Gradually bringing other sufferers into the film through her Errol Morris-like interview technique, Unrest becomes a medical procedural as doctors, scientists and others lobby for more research and open dialogue. One of the more shocking episodes in Brea’s work details the case of a young Danish girl named Karina who was abruptly taken away from her family and institutionalized because her physician truly believed her illness was a psychosomatic result of her home life. Another portion deals with the varying degrees of illness (85% being female) and possible genetic links between mothers who suffer and the eventual diagnosis of their children.
Never too far removed from the center, though, are Jennifer and her stoic, faithful husband Omar as they provide an emotional foundation to the film. Watching some of her more private moments, with the camera poised inches from her face, almost become too personal to bear. As Brea describes the invisibility she and so many other sufferers feel, Unrest is a first person testimonial that bravely speaks for all the invisible.
A film whose bleak, unrelenting sadness did not fully win me over was Wayne Roberts’ Katie Says Goodbye. Packing the most star wattage on-screen yet (including supporting roles by Mary Steenburgen, Jim Belushi and Christopher Abbott), the film settles on the young, plucky but misguided Katie (Olivia Cooke). Promiscuous with any fella in the wind-swept Arizona town who gives her a ride home from her diner job, she socks away their money in hopes of getting to San Francisco one day. Then she meets new guy Bruno (Abbott) and falls head over heels in love …. although she doesn’t quite understand that her side job for money could complicate their relationship.
As Katie, Cooke (from Me, Earl and the Dying Girl) owns the film.

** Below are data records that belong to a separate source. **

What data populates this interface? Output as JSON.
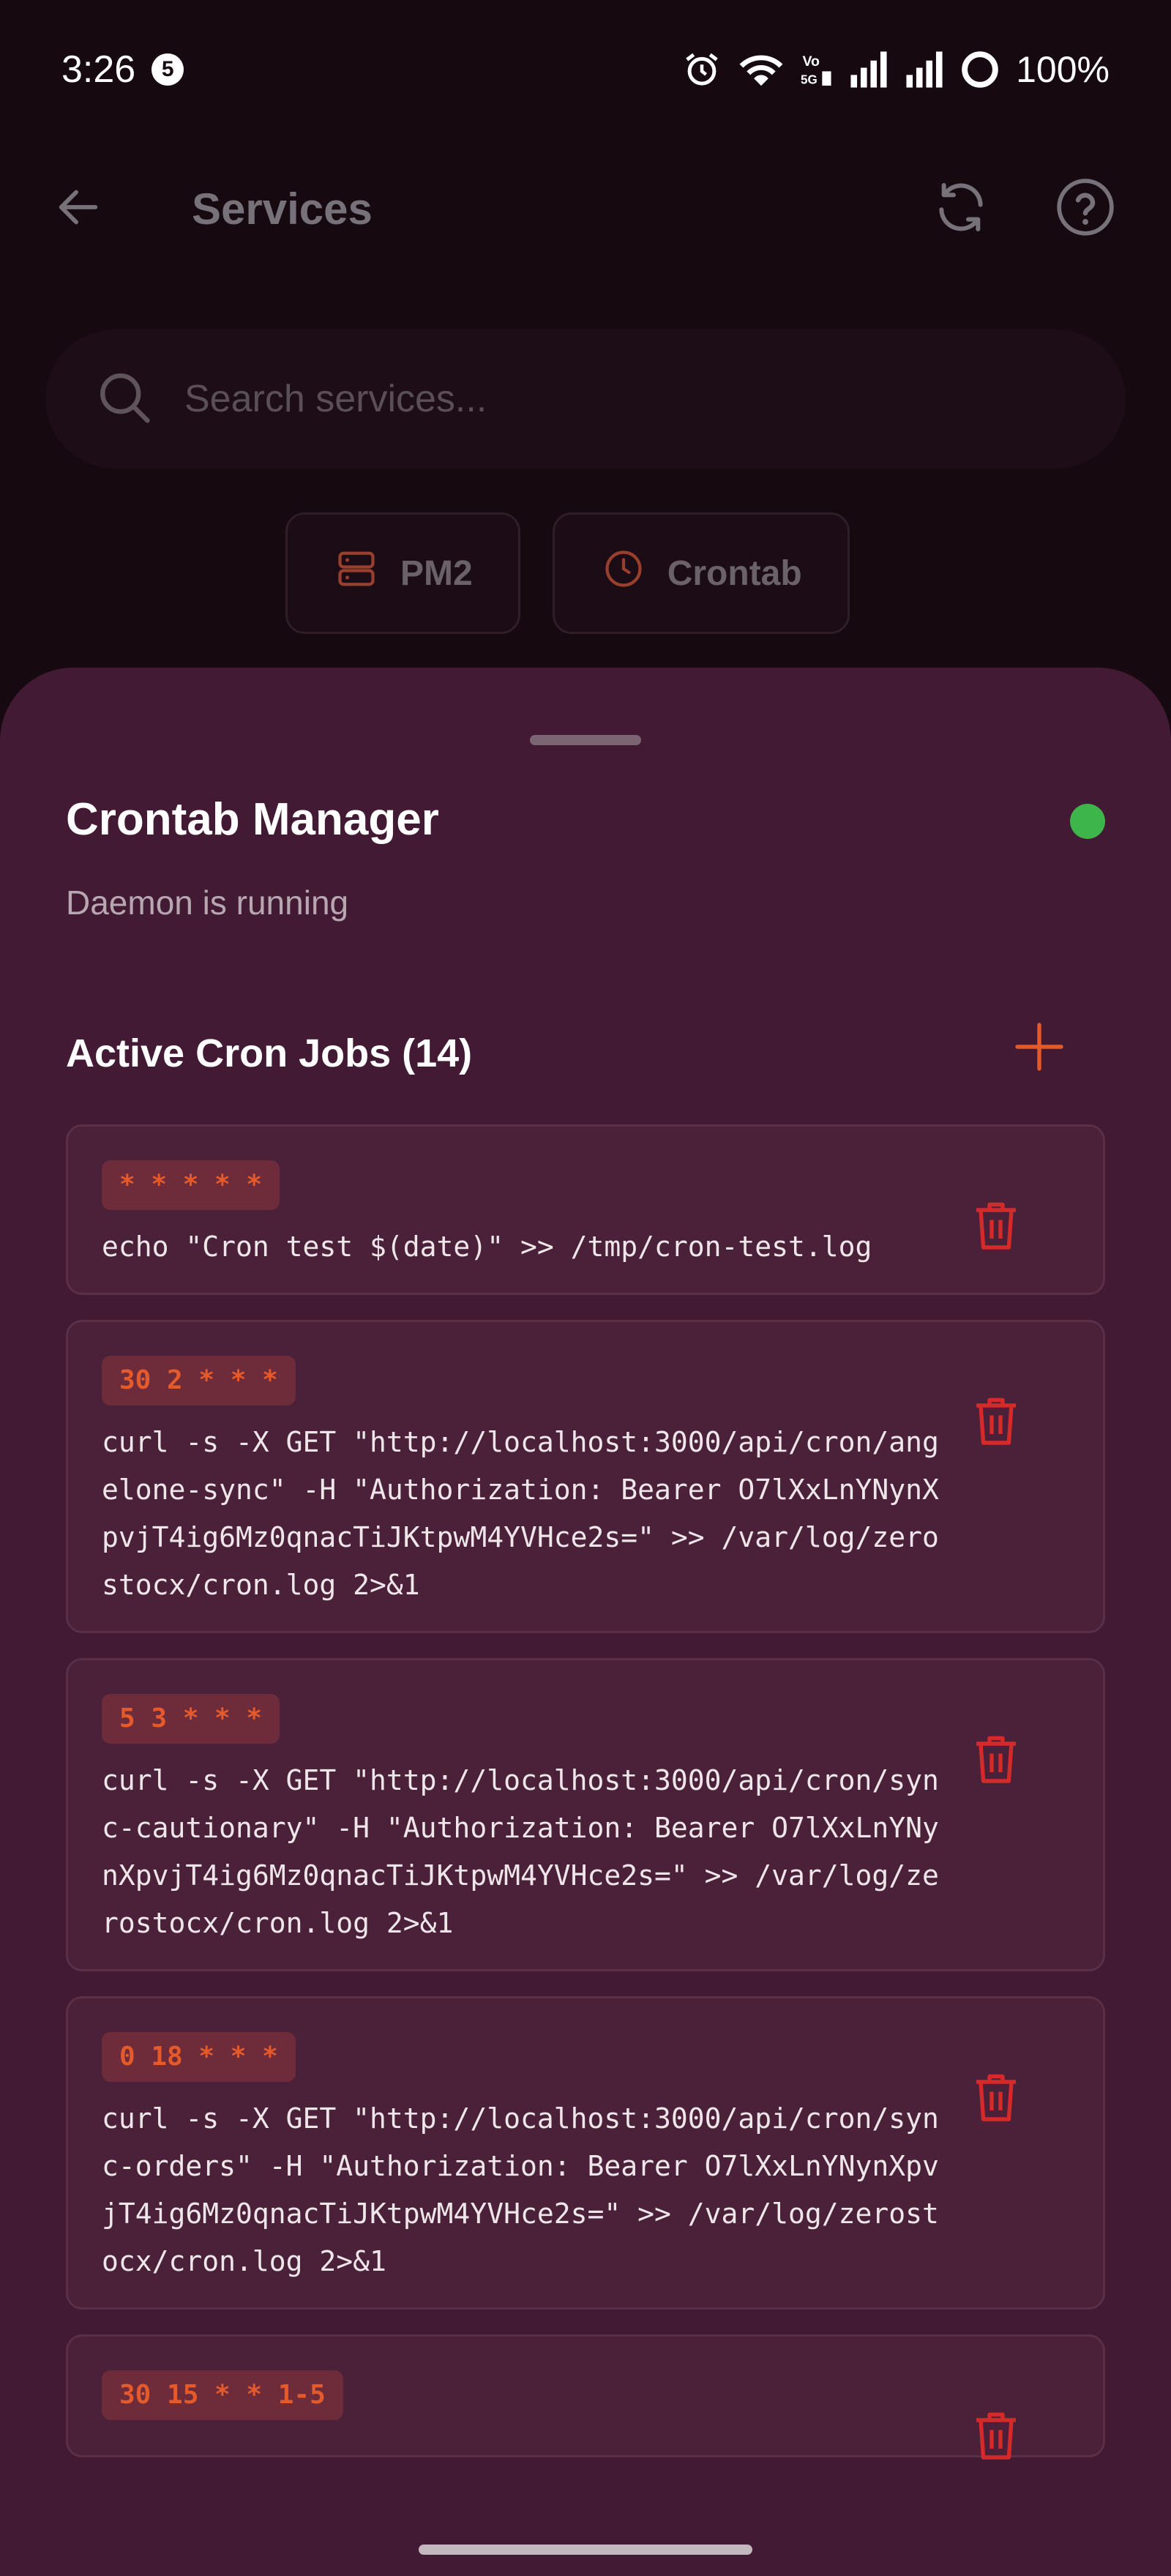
{
  "status_bar": {
    "time": "3:26",
    "notification_count": "5",
    "battery": "100%",
    "icons": [
      "alarm-icon",
      "wifi-icon",
      "volte-icon",
      "signal-icon",
      "signal-icon",
      "battery-ring-icon"
    ]
  },
  "app_bar": {
    "title": "Services",
    "back_icon": "arrow-left-icon",
    "refresh_icon": "refresh-icon",
    "help_icon": "help-circle-icon"
  },
  "search": {
    "placeholder": "Search services...",
    "value": "",
    "icon": "search-icon"
  },
  "chips": [
    {
      "label": "PM2",
      "icon": "server-icon"
    },
    {
      "label": "Crontab",
      "icon": "clock-icon"
    }
  ],
  "sheet": {
    "title": "Crontab Manager",
    "subtitle": "Daemon is running",
    "status_color": "#3db54a",
    "section_title": "Active Cron Jobs (14)",
    "add_icon": "plus-icon",
    "jobs": [
      {
        "schedule": "* * * * *",
        "command": "echo \"Cron test $(date)\" >> /tmp/cron-test.log"
      },
      {
        "schedule": "30 2 * * *",
        "command": "curl -s -X GET \"http://localhost:3000/api/cron/angelone-sync\" -H \"Authorization: Bearer O7lXxLnYNynXpvjT4ig6Mz0qnacTiJKtpwM4YVHce2s=\" >> /var/log/zerostocx/cron.log 2>&1"
      },
      {
        "schedule": "5 3 * * *",
        "command": "curl -s -X GET \"http://localhost:3000/api/cron/sync-cautionary\" -H \"Authorization: Bearer O7lXxLnYNynXpvjT4ig6Mz0qnacTiJKtpwM4YVHce2s=\" >> /var/log/zerostocx/cron.log 2>&1"
      },
      {
        "schedule": "0 18 * * *",
        "command": "curl -s -X GET \"http://localhost:3000/api/cron/sync-orders\" -H \"Authorization: Bearer O7lXxLnYNynXpvjT4ig6Mz0qnacTiJKtpwM4YVHce2s=\" >> /var/log/zerostocx/cron.log 2>&1"
      },
      {
        "schedule": "30 15 * * 1-5",
        "command": ""
      }
    ]
  },
  "colors": {
    "accent": "#e55a2b",
    "delete": "#d42a2a",
    "sheet_bg": "#431a33",
    "card_bg": "#4a2139"
  }
}
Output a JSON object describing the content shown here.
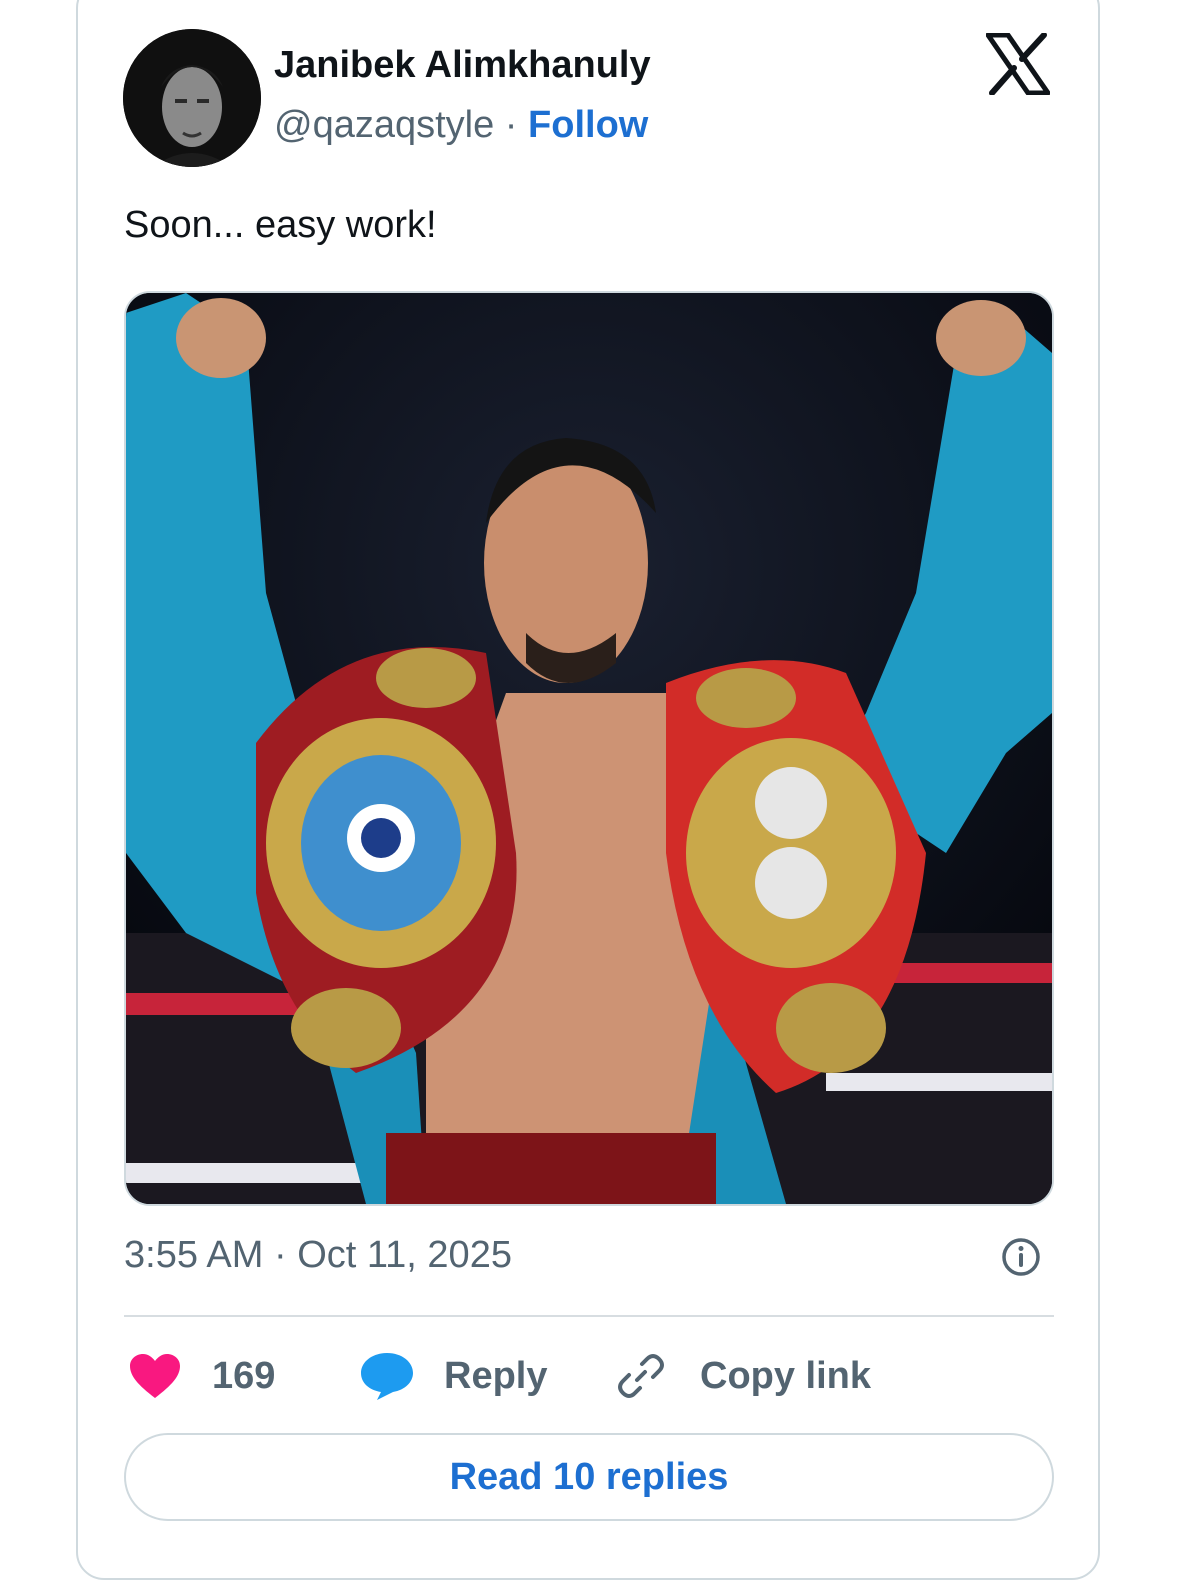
{
  "author": {
    "name": "Janibek Alimkhanuly",
    "handle": "@qazaqstyle",
    "separator": " · ",
    "follow_label": "Follow"
  },
  "tweet": {
    "text": "Soon... easy work!",
    "timestamp": "3:55 AM · Oct 11, 2025"
  },
  "actions": {
    "like_count": "169",
    "reply_label": "Reply",
    "copy_link_label": "Copy link"
  },
  "read_replies_label": "Read 10 replies",
  "colors": {
    "like": "#f91880",
    "reply_bubble": "#1d9bf0",
    "link": "#1d6fd1",
    "muted_text": "#536471"
  },
  "icons": {
    "brand": "x-logo-icon",
    "info": "info-icon",
    "like": "heart-icon",
    "reply": "speech-bubble-icon",
    "copy": "link-icon"
  }
}
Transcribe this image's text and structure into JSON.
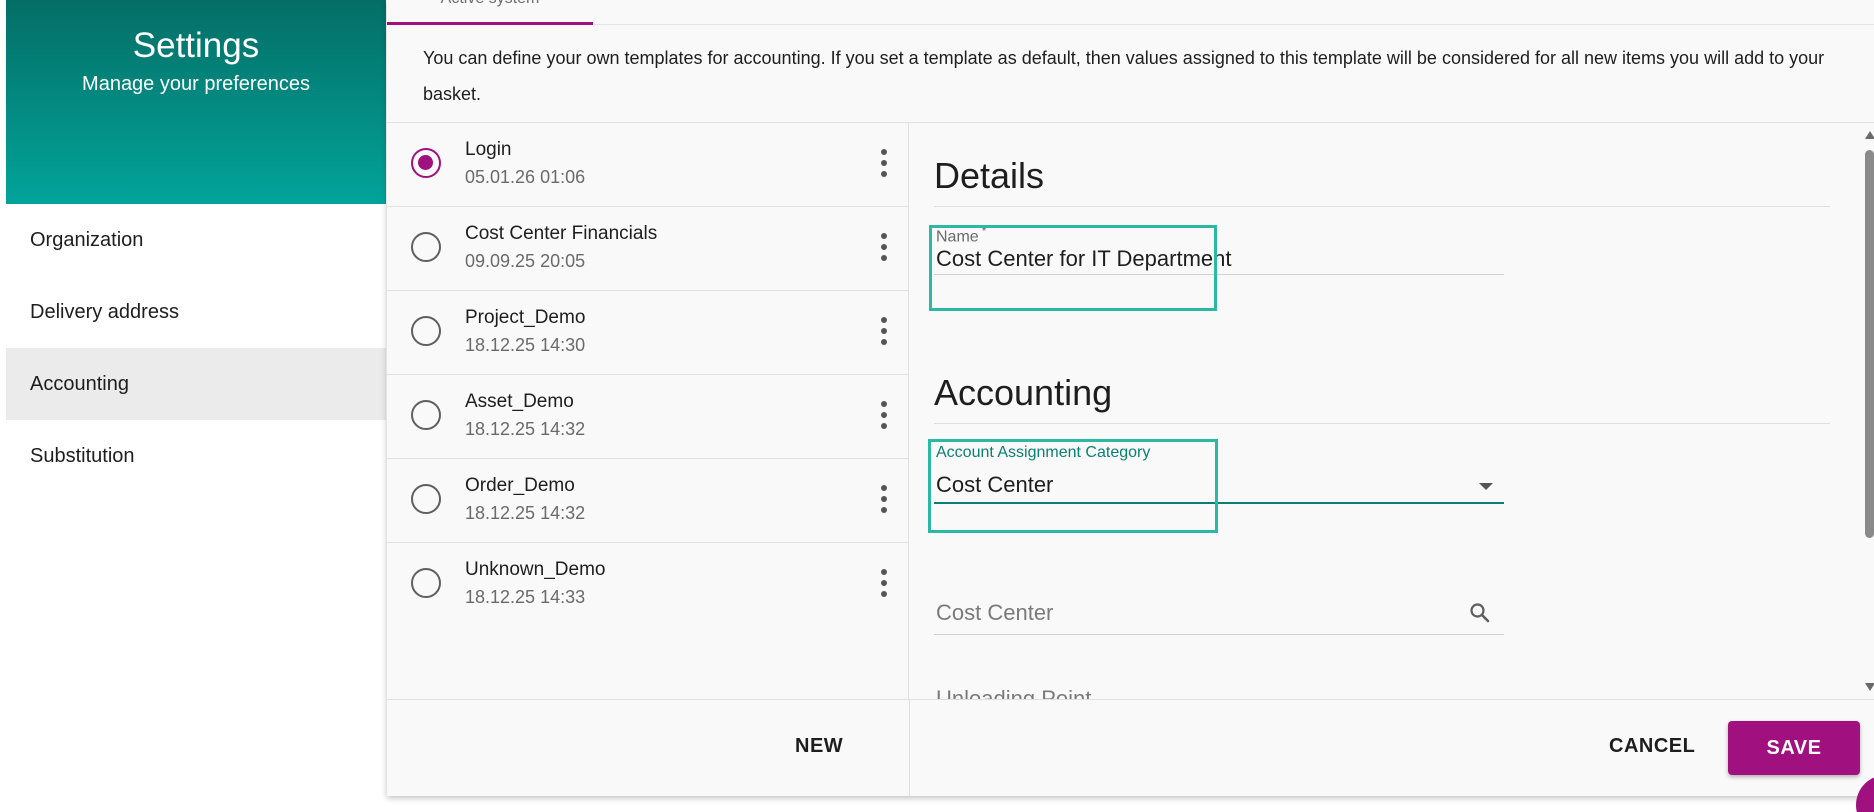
{
  "sidebar": {
    "title": "Settings",
    "subtitle": "Manage your preferences",
    "items": [
      {
        "label": "Organization"
      },
      {
        "label": "Delivery address"
      },
      {
        "label": "Accounting",
        "active": true
      },
      {
        "label": "Substitution"
      }
    ]
  },
  "tabs": {
    "active_label": "Active system"
  },
  "description": "You can define your own templates for accounting. If you set a template as default, then values assigned to this template will be considered for all new items you will add to your basket.",
  "templates": [
    {
      "name": "Login",
      "date": "05.01.26 01:06",
      "selected": true
    },
    {
      "name": "Cost Center Financials",
      "date": "09.09.25 20:05"
    },
    {
      "name": "Project_Demo",
      "date": "18.12.25 14:30"
    },
    {
      "name": "Asset_Demo",
      "date": "18.12.25 14:32"
    },
    {
      "name": "Order_Demo",
      "date": "18.12.25 14:32"
    },
    {
      "name": "Unknown_Demo",
      "date": "18.12.25 14:33"
    }
  ],
  "details": {
    "section_title": "Details",
    "name_label": "Name",
    "name_required_mark": "*",
    "name_value": "Cost Center for IT Department"
  },
  "accounting": {
    "section_title": "Accounting",
    "category_label": "Account Assignment Category",
    "category_value": "Cost Center",
    "cost_center_placeholder": "Cost Center",
    "unloading_point_placeholder": "Unloading Point"
  },
  "footer": {
    "new_label": "NEW",
    "cancel_label": "CANCEL",
    "save_label": "SAVE"
  },
  "colors": {
    "primary": "#a0107f",
    "header_teal_dark": "#046e66",
    "header_teal_light": "#02a49a",
    "highlight": "#2bb9a3"
  }
}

And writer-director Roberts is wise to allow the camera to hold on her magically expressive face several times throughout the film, especially during the final touching moments. She gives a magnanimous heart to a confused young girl we care about, but at times the film feels utterly misogynistic and excessive. If the point is to create a modern, desert-fried Joan of Arc in Katie, then mission accomplished. Otherwise, Katie Says Goodbye is dour to the point of abstraction.
Even more perplexing, Alejandro Molina’s Los Presentes (The Present Ones) juggles a lot of ideas, but not many of them land successfully. Essentially a psychological thriller about the bifurcated mind of an actress named Ana working through rehearsals of Hamlet and playing Ophelia, the film desperately wants to be Persona (1966) or Mulholland Drive (2001).
Even though she seems to maintain the perfect life, with an attractive, wealthy husband and precocious kid, Ana allows something into her psyche and she gradually pushes her normal life away, choosing adulterous flings instead. Portrayed by two actresses (Marianna Burelli as the initially normal Ana and Camila Selser as the intruder Ana), Los Presentes casually flips between both women to explore the dichotomy in her personality.
On top of that psychological minefield, the idea of Ana playing Ophelia in Hamlet and the centuries-old dialogue about that character’s role as a dynamic female lends a meta-text to the film. If that’s not enough, Molina interjects a fairy tale over the entire film about warriors turning into mountains and unrequited love.
Clearly influenced by masters of Spanish cinema such as Raul Ruiz in its portmanteau narrative, Los Presentes ultimately becomes too obvious in its ‘artiness’ and too earnest in its desire to achieve a ‘wow’ ending.
The Dallas International Film Festival runs through Sunday, April 9.